> [Data section]

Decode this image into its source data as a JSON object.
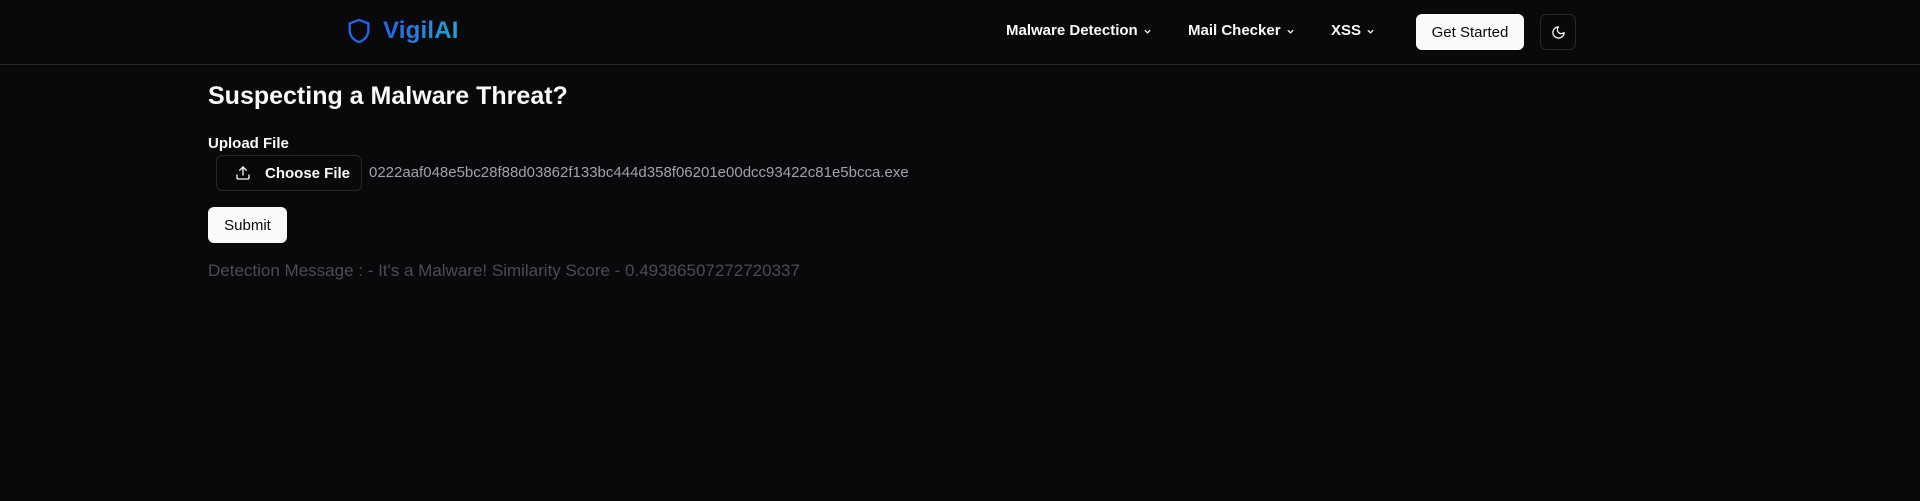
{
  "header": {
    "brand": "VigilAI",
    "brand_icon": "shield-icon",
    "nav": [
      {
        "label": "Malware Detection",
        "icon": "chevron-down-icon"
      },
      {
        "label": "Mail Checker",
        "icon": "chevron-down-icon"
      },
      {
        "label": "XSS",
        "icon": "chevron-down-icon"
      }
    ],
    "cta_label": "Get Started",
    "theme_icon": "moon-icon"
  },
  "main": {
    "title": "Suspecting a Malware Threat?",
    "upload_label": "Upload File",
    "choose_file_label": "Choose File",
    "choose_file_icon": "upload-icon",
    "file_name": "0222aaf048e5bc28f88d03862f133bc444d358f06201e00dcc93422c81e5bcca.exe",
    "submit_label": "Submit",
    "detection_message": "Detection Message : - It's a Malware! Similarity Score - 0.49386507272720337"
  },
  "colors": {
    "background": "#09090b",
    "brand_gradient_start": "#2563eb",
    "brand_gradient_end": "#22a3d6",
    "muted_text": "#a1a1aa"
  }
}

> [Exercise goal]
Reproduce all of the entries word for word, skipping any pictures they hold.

> [Answer to this problem]
Decode this image into its source data as a JSON object.
{
  "header": {
    "brand": "VigilAI",
    "brand_icon": "shield-icon",
    "nav": [
      {
        "label": "Malware Detection",
        "icon": "chevron-down-icon"
      },
      {
        "label": "Mail Checker",
        "icon": "chevron-down-icon"
      },
      {
        "label": "XSS",
        "icon": "chevron-down-icon"
      }
    ],
    "cta_label": "Get Started",
    "theme_icon": "moon-icon"
  },
  "main": {
    "title": "Suspecting a Malware Threat?",
    "upload_label": "Upload File",
    "choose_file_label": "Choose File",
    "choose_file_icon": "upload-icon",
    "file_name": "0222aaf048e5bc28f88d03862f133bc444d358f06201e00dcc93422c81e5bcca.exe",
    "submit_label": "Submit",
    "detection_message": "Detection Message : - It's a Malware! Similarity Score - 0.49386507272720337"
  },
  "colors": {
    "background": "#09090b",
    "brand_gradient_start": "#2563eb",
    "brand_gradient_end": "#22a3d6",
    "muted_text": "#a1a1aa"
  }
}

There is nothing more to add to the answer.